The Wisconsin Hope Lab recently surveyed 43,000 college students nationally in 2018. 42 percent of community college students and 36 percent of university students who responded to the survey indicated they were at “low” or “very low” levels of food insecurity when asked to rate their status in the last 30 days based on a scale of four levels: very low, low, marginal, or high. 51 percent of community college students and 36 percent of university students were experiencing housing insecurity and low or very low levels. In addition, 12 percent of community college students and 9 percent of university students reported they were currently experiencing homelessness at the time of the study. Layered barriers—such as food and housing insecurity, unemployment, and financial instability—experienced by low-income students increase risks to degree completion, and while federal financial aid programs extend to college students, this demographic continues to lack access to these benefits. To illustrate, a February 2018 Young Invincibles analysis on the use of Supplemental Nutrition Assistance Program (SNAP) benefits among college students found that only 3 percent of all college students actually receive the federal food assistance for which they are eligible. This number is starkly different from national percentages, where 85 percent of those eligible access SNAP benefits. Somehow, the overlapping systems in play—federal, state, local—are missing the mark for today’s students.

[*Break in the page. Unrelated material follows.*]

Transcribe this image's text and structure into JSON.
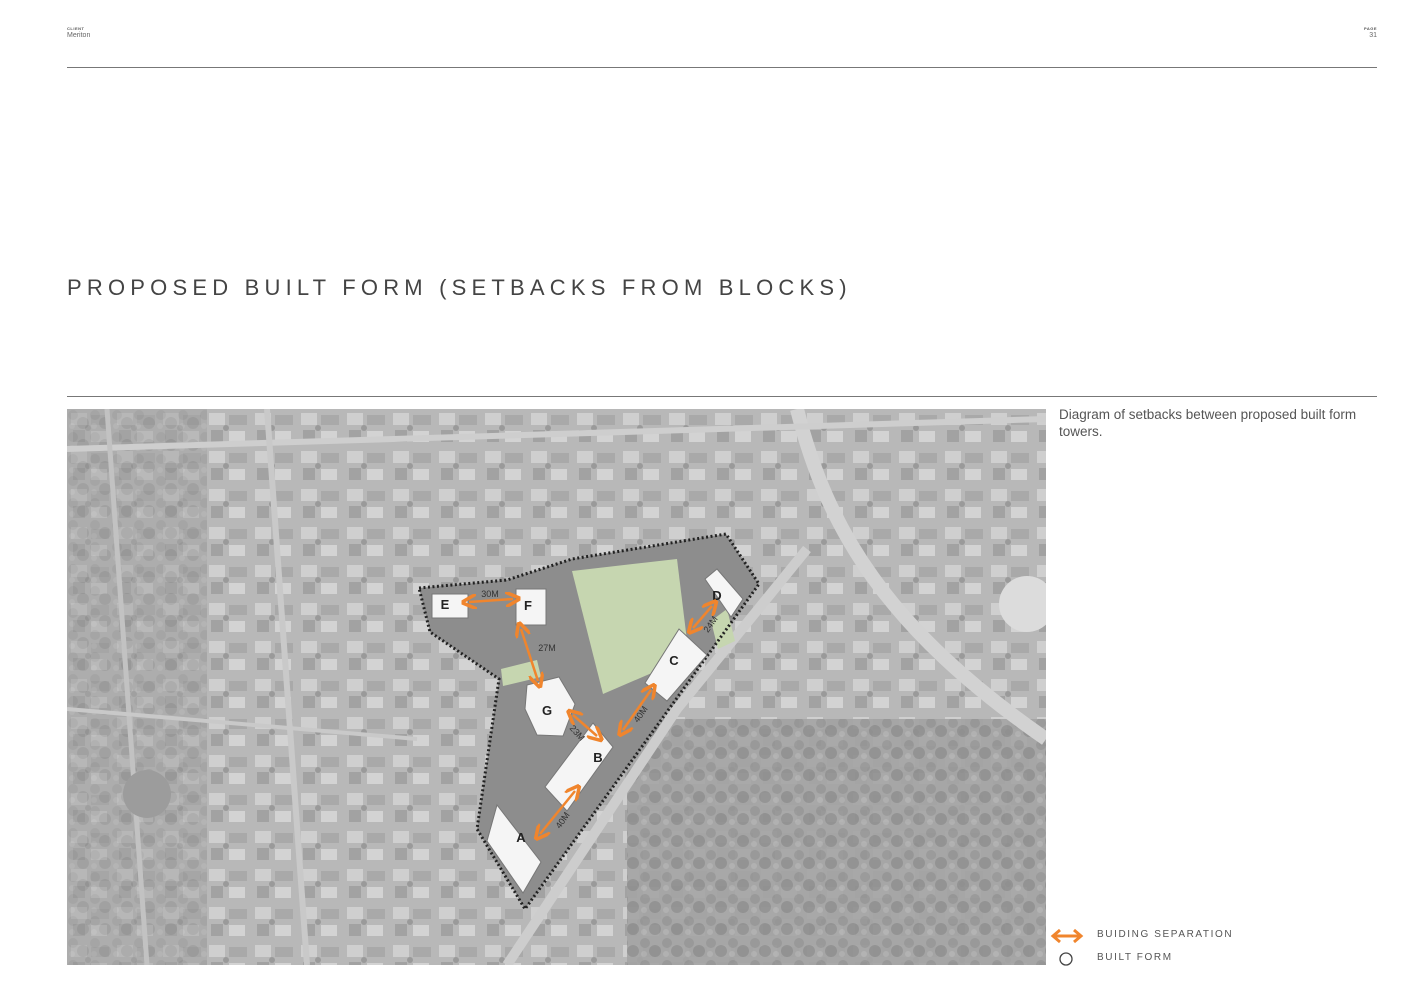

Challenges experienced by low-income students reflect the multi-faceted impact that systematic political and cultural barriers impress upon this demographic, indicating, in turn, the need for a multi-faceted approach to tackle the barriers. Young Invincibles’ report encourages a three-pronged approach to increase enrollment eligibility transparency and encourage student-based participation in SNAP at the federal, state, and institutional level. Similarly, NASPA’s Research and Policy Institute works to study the impacts of institutional policies directed at supporting low-income students through the Center for First-Generation Student Success and Student ARC, while simultaneously working to examine federal and state policy implications on higher education as a whole.
NASPA’s Student ARC explores how creating programs for emergency aid funding as one important way that institutions can connect students with immediate services they need and help them stay on the path to degree completion. The emergency aid conversation fits into a larger, complex policy conversation around meeting the needs of low-income students. This post provides a peek into the federal policy landscape to explore where federal and institutional policies meet regarding low-income students.
The 2018 federal fiscal year is quickly drawing to a close on the heels of mid-term elections, and the higher education community stands by as Congress considers legislation that may impact low-income students down the line. This week, Congress has successfully passed bipartisan fiscal year 2019 (FY19) appropriations legislation which is typically unprecedented within the confines of the yearly fiscal year deadline of September 30. Seen largely as a win for higher education advocates, specifically for expanding opportunities for access and success for low-income students, with some reservations, the bill includes, among other funding: a $100 funding increase for maximum Pell Grant eligibility; increased funding for college access, including TRIO and GEAR UP programs; $70 million increase to Perkins Career and Technical Education grants; level-funding for the Federal Supplemental Educational Opportunity Grant (FSEOG) program and Federal Work Study; and certain allotments for student borrowers, including funding to the Public Service Loan Forgiveness (PSLF) program.
While the House have made movement on the spending bill this week, Congress continues to lack movement on the farm bill, which is set to expire on September 30, and has pointed to an expectation to push the legislation forward during the weeks following the November 6 election. Should the legislation fail to be reauthorized before the new Congress commences in January, dozens of programs would be prevented from operating until the legislation were reintroduced through the new Congress. Currently, the House and the Senate remain divided on resolving differences in their disparate versions of the bill. Most concerning for low-income students, are those policy implications drawn from the House Farm Bill H.R. 2, the Agriculture Improvement Act, which a microsimulation conducted by Mathematica Policy Research, funded by the Robert Wood Johnson Foundation, revealed that nearly 2 million households currently receiving SNAP benefits would no longer be eligible.
Finally, midterm elections, which may signal a flip in party in both the House and the Senate, offers a new platform for Congress to consider reauthorization of the Higher Education Act (HEA). The Democrat-led version of reauthorization released in July as the Aim Higher Act, provides a marker of legislation expected to be introduced should the House switch party control. In consideration of impacts on low-income students, the National Association of Student Financial Aid Administrators (NASFAA) has provided a thorough analysis of the bill’s potential impacts on the Free Application for Federal Student Aid (FAFSA), federal grant programs, campus-based programs, student borrowers, and lender servicer transparency.
NASPA’s director of strategic initiatives, Amy Geist, will discuss how federal policy impacts campus policy on September 27, 2018 at 2:30 p.m. ET in the Policy Briefing Series: Let’s Talk about Emergency Aid: Creating Pathways for Student Success and College Completion. Please join us for the live briefing, or catch the recorded version if you are unable to attend (to be linked following the presentation). Look for future posts that connect federal and state policy impacts with that of institutional policy and as always continue to visit the NASPA RPI blog for timely higher education policy updates and send your questions, comments, and feedback to the Policy and Advocacy Team.